First came a six-month, eight-hour-a-day, immersion program at the French Culinary Institute where he graduated top of his class. Henry then spent two years working for Chef Tusk at Cotogna in San Francisco. For Henry, it was an eye-opening experience. “I had never seen so much variety of herbs, fruits and vegetables,” he recounts. “Cooking seasonally was my biggest takeaway.”
Henry’s next opportunity, as the sous chef and operations manager at Mayfield Bakery in Palo Alto, gave him valuable insight into the business aspects of running a kitchen. With the intent of owning his own restaurant, Henry looked for the logical next step. It came in the form of KitchenTown, a San Carlos-based incubator program that supports food startups. Henry became chef at KitchenTown Café, where his brand, number5kitchen, was born.
Henry’s two-year venture at KitchenTown delivered valuable hands-on experience in running a restaurant business. “It was like having my own restaurant without the financial investment,” he says. “One of the things I most valued was being able to bounce ideas off of others, including chefs, food experts and the owner. I remember one American-Indian woman made the most unique cilantro sauce that I used with my dishes.”
While at KitchenTown, Henry learned about an ideal retail space becoming available in downtown San Carlos. After nine months of preparation, number5kitchen opened its doors in February 2019. Carly did all the design, creating a space that is aesthetically pleasing with a simple, modern touch. As for the meaning behind the name, Henry wanted something that represented his family, so he looked to his name and heritage. The Chinese character of his last name is also the character for the number 5.
Creating number5kitchen’s ever-evolving menu starts with shopping. While other chefs might build a menu and then procure their ingredients, Henry reverses the process. After selecting what’s seasonal and fresh, he fine-tunes the menu accordingly. Henry sources his product from three places: the local farmers market, wholesale and directly from a few small farms. As he thinks about what goes into each dish, Henry explains, “I prefer to limit the ingredients to no more than five per plate. The simplicity of cooking is what I like best.”
On a typical Saturday morning, Henry begins his day at the College of San Mateo Farmers Market. Not only there to buy, he likes to explore. He then heads back to San Carlos to prepare brunch. While his trained chef prepares the main dishes, Henry tastes each and creates the sauces himself. When the doors open, you will find Henry serving as host, waiter, bartender, barista, et al. After brunch, it is time to prepare for dinner. He typically calls it a day around 10PM.

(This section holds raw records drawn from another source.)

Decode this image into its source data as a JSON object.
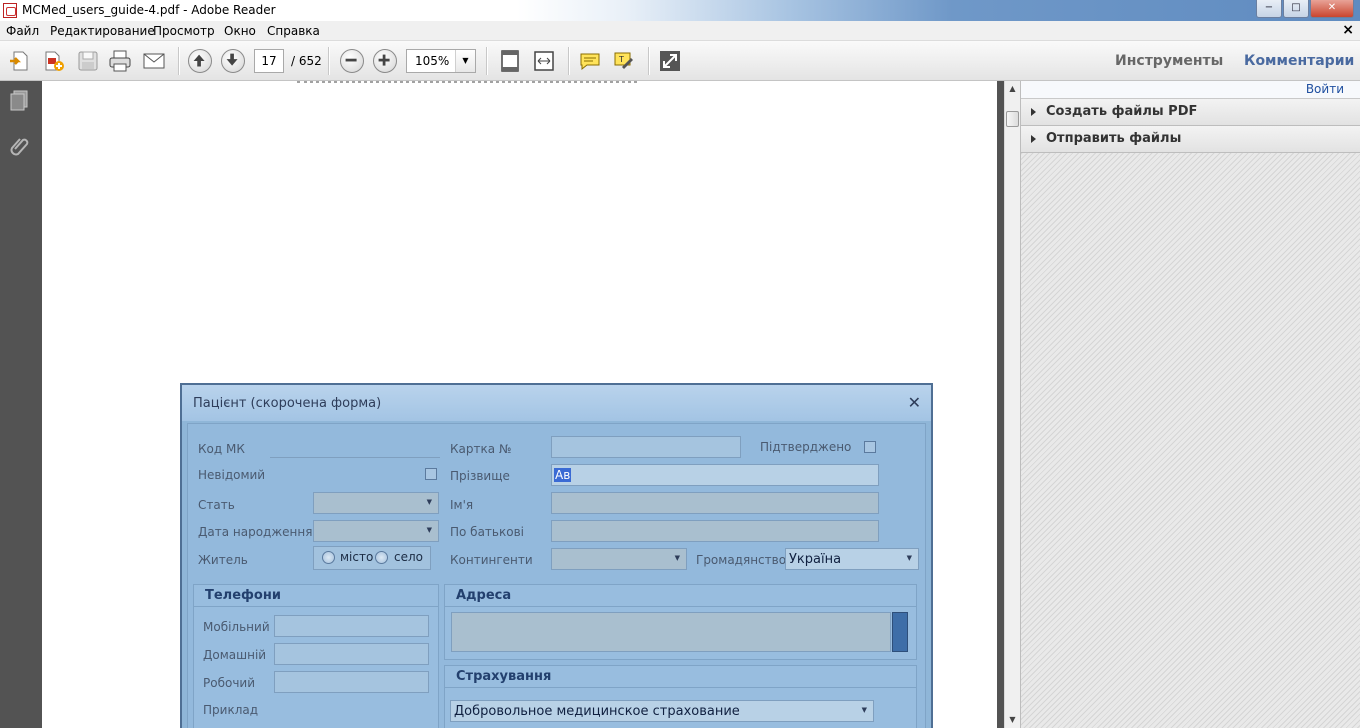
{
  "window": {
    "title": "MCMed_users_guide-4.pdf - Adobe Reader",
    "minimize": "−",
    "maximize": "□",
    "close": "✕",
    "doc_close": "×"
  },
  "menu": [
    "Файл",
    "Редактирование",
    "Просмотр",
    "Окно",
    "Справка"
  ],
  "toolbar": {
    "page_current": "17",
    "page_total": "/ 652",
    "zoom": "105%",
    "zoom_arrow": "▼",
    "tools_label": "Инструменты",
    "comments_label": "Комментарии"
  },
  "right_pane": {
    "sign_in": "Войти",
    "panels": [
      "Создать файлы PDF",
      "Отправить файлы"
    ]
  },
  "dialog": {
    "title": "Пацієнт (скорочена форма)",
    "close": "✕",
    "labels": {
      "code": "Код МК",
      "card": "Картка №",
      "confirmed": "Підтверджено",
      "unknown": "Невідомий",
      "surname": "Прізвище",
      "sex": "Стать",
      "name": "Ім'я",
      "birth": "Дата народження",
      "patronymic": "По батькові",
      "resident": "Житель",
      "city": "місто",
      "village": "село",
      "contingents": "Контингенти",
      "citizenship": "Громадянство"
    },
    "values": {
      "surname": "Ав",
      "citizenship": "Україна",
      "insurance": "Добровольное медицинское страхование"
    },
    "groups": {
      "phones": "Телефони",
      "address": "Адреса",
      "insurance": "Страхування"
    },
    "phones": [
      "Мобільний",
      "Домашній",
      "Робочий",
      "Приклад"
    ]
  }
}
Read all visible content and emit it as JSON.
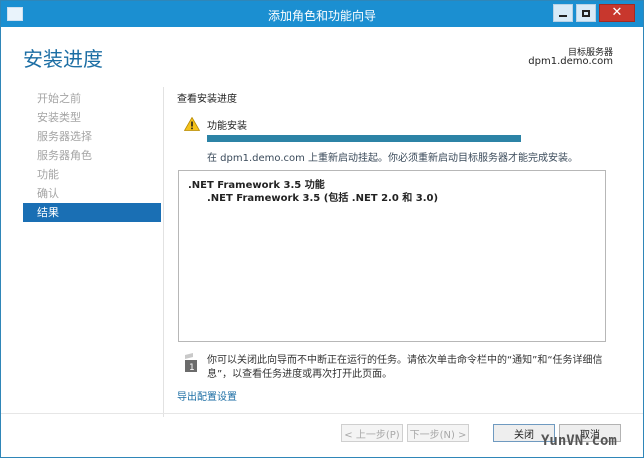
{
  "window": {
    "title": "添加角色和功能向导"
  },
  "page": {
    "title": "安装进度",
    "destination_label": "目标服务器",
    "destination_server": "dpm1.demo.com"
  },
  "nav": {
    "items": [
      {
        "label": "开始之前",
        "active": false
      },
      {
        "label": "安装类型",
        "active": false
      },
      {
        "label": "服务器选择",
        "active": false
      },
      {
        "label": "服务器角色",
        "active": false
      },
      {
        "label": "功能",
        "active": false
      },
      {
        "label": "确认",
        "active": false
      },
      {
        "label": "结果",
        "active": true
      }
    ]
  },
  "main": {
    "section_heading": "查看安装进度",
    "status_icon": "warning-icon",
    "feature_install_label": "功能安装",
    "progress_fraction": 1.0,
    "restart_message": "在 dpm1.demo.com 上重新启动挂起。你必须重新启动目标服务器才能完成安装。",
    "results": [
      {
        "text": ".NET Framework 3.5 功能",
        "level": 0
      },
      {
        "text": ".NET Framework 3.5 (包括 .NET 2.0 和 3.0)",
        "level": 1
      }
    ],
    "note_text": "你可以关闭此向导而不中断正在运行的任务。请依次单击命令栏中的“通知”和“任务详细信息”，以查看任务进度或再次打开此页面。",
    "export_link": "导出配置设置"
  },
  "footer": {
    "prev_label": "< 上一步(P)",
    "next_label": "下一步(N) >",
    "close_label": "关闭",
    "cancel_label": "取消"
  },
  "watermark": "YunVN.com",
  "colors": {
    "title_bar": "#1b8fd1",
    "accent": "#1a6fb4",
    "progress": "#2c83a6",
    "close_button": "#c8372d"
  }
}
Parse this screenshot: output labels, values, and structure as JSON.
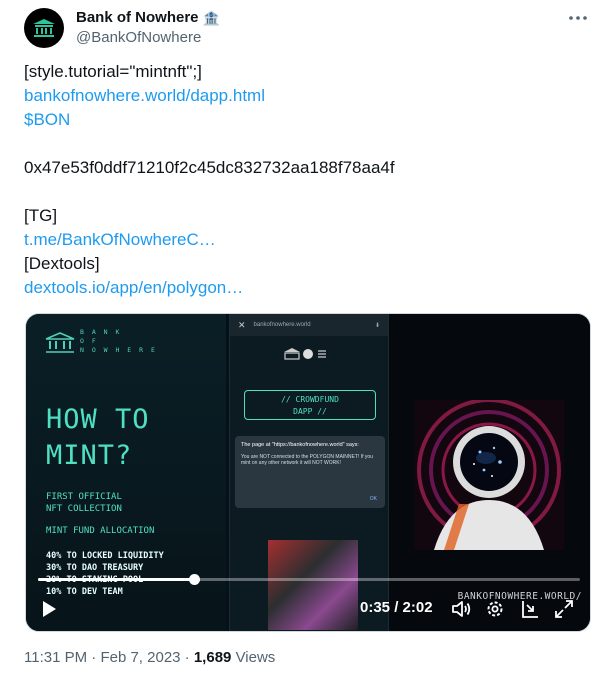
{
  "author": {
    "name": "Bank of Nowhere",
    "handle": "@BankOfNowhere",
    "name_emoji": "🏦"
  },
  "tweet": {
    "lines": [
      {
        "text": "[style.tutorial=\"mintnft\";]",
        "link": false
      },
      {
        "text": "bankofnowhere.world/dapp.html",
        "link": true
      },
      {
        "text": "$BON",
        "link": true
      },
      {
        "text": "",
        "link": false
      },
      {
        "text": "0x47e53f0ddf71210f2c45dc832732aa188f78aa4f",
        "link": false
      },
      {
        "text": "",
        "link": false
      },
      {
        "text": "[TG]",
        "link": false
      },
      {
        "text": "t.me/BankOfNowhereC…",
        "link": true
      },
      {
        "text": "[Dextools]",
        "link": false
      },
      {
        "text": "dextools.io/app/en/polygon…",
        "link": true
      }
    ]
  },
  "video": {
    "logo_text": [
      "B A N K",
      "O F",
      "N O W H E R E"
    ],
    "headline": [
      "HOW TO",
      "MINT?"
    ],
    "collection": [
      "FIRST OFFICIAL",
      "NFT COLLECTION"
    ],
    "fund_allocation": "MINT FUND ALLOCATION",
    "allocations": [
      "40% TO LOCKED LIQUIDITY",
      "30% TO DAO TREASURY",
      "20% TO STAKING POOL",
      "10% TO DEV TEAM"
    ],
    "phone_url": "bankofnowhere.world",
    "crowdfund": [
      "// CROWDFUND",
      "DAPP //"
    ],
    "dialog_title": "The page at \"https://bankofnowhere.world\" says:",
    "dialog_body": "You are NOT connected to the POLYGON MAINNET! If you mint on any other network it will NOT WORK!",
    "dialog_ok": "OK",
    "site_text": "BANKOFNOWHERE.WORLD/",
    "current_time": "0:35",
    "duration": "2:02",
    "time_display": "0:35 / 2:02",
    "progress_fraction": 0.287
  },
  "meta": {
    "time": "11:31 PM",
    "date": "Feb 7, 2023",
    "views_count": "1,689",
    "views_label": "Views",
    "separator": "·"
  },
  "colors": {
    "link": "#1d9bf0",
    "secondary_text": "#536471",
    "accent_teal": "#4fe0c4"
  },
  "icons": {
    "more": "more-horizontal-icon",
    "play": "play-icon",
    "volume": "volume-icon",
    "settings": "gear-icon",
    "pip": "picture-in-picture-icon",
    "fullscreen": "fullscreen-icon"
  }
}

Sampling number5kitchen’s seasonal menu, the food is light, flavorful and plated with an artful touch. In another nod to Henry’s Chinese heritage, he wields chopsticks to precisely place each dish’s delicate garnishes. With the first bite of number5kitchen’s popular crab pasta, each ingredient pops—the freshness and quality of the crab, the silkiness of the burrata cheese, the zest of the backyard lemon, the crunch of the breadcrumbs, the flair of the fennel and the kick of pepper. The turmeric fried chicken beckons with a delightful crispness to the skin and is flavorfully served on a bed of cilantro chili yogurt, with a side of herb salad and turmeric rice. House-cured sardines are fresh from Monterey and paired with organic egg, potato and pea shoots, drizzled with a citrus vinaigrette. “Fresh, seasonal food is the only way we should be eating,” Henry says, gesturing to the dishes.
With a business philosophy of touching people’s hearts, Henry’s biggest reward is seeing people smile after eating at his restaurant—and return customers, of course.
As spring begins to make its appearance, you can expect to see touches of asparagus, peas, fava beans, spring onion and garlic on the menu. Walking through the aisles of the farmers market to procure the freshest ingredients, Henry is clearly channeling his grandaunt as he creates number5kitchen magic.